▸ **Assignment**
Copy the entries below in full, keeping them exactly as they are.

*** Data for analysis Section Begins ***

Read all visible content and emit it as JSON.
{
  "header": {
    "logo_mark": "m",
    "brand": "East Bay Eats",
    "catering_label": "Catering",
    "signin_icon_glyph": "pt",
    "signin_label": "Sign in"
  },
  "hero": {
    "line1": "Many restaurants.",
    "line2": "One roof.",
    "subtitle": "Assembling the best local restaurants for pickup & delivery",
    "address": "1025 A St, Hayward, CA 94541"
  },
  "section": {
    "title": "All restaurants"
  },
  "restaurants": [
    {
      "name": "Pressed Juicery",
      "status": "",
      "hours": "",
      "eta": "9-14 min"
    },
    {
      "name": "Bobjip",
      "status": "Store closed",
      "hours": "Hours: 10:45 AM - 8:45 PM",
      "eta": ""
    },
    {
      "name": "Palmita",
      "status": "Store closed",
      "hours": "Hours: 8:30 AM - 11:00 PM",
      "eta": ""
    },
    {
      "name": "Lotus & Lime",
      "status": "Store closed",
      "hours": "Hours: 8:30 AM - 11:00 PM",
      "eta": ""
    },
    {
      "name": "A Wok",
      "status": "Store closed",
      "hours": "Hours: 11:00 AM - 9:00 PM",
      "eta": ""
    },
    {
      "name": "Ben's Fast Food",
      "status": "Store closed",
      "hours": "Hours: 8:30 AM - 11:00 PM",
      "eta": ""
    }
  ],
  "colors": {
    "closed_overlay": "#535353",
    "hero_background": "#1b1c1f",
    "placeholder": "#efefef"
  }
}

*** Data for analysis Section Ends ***

▸ **Written solution**
Read all visible content and emit it as JSON.
{
  "header": {
    "logo_mark": "m",
    "brand": "East Bay Eats",
    "catering_label": "Catering",
    "signin_icon_glyph": "pt",
    "signin_label": "Sign in"
  },
  "hero": {
    "line1": "Many restaurants.",
    "line2": "One roof.",
    "subtitle": "Assembling the best local restaurants for pickup & delivery",
    "address": "1025 A St, Hayward, CA 94541"
  },
  "section": {
    "title": "All restaurants"
  },
  "restaurants": [
    {
      "name": "Pressed Juicery",
      "status": "",
      "hours": "",
      "eta": "9-14 min"
    },
    {
      "name": "Bobjip",
      "status": "Store closed",
      "hours": "Hours: 10:45 AM - 8:45 PM",
      "eta": ""
    },
    {
      "name": "Palmita",
      "status": "Store closed",
      "hours": "Hours: 8:30 AM - 11:00 PM",
      "eta": ""
    },
    {
      "name": "Lotus & Lime",
      "status": "Store closed",
      "hours": "Hours: 8:30 AM - 11:00 PM",
      "eta": ""
    },
    {
      "name": "A Wok",
      "status": "Store closed",
      "hours": "Hours: 11:00 AM - 9:00 PM",
      "eta": ""
    },
    {
      "name": "Ben's Fast Food",
      "status": "Store closed",
      "hours": "Hours: 8:30 AM - 11:00 PM",
      "eta": ""
    }
  ],
  "colors": {
    "closed_overlay": "#535353",
    "hero_background": "#1b1c1f",
    "placeholder": "#efefef"
  }
}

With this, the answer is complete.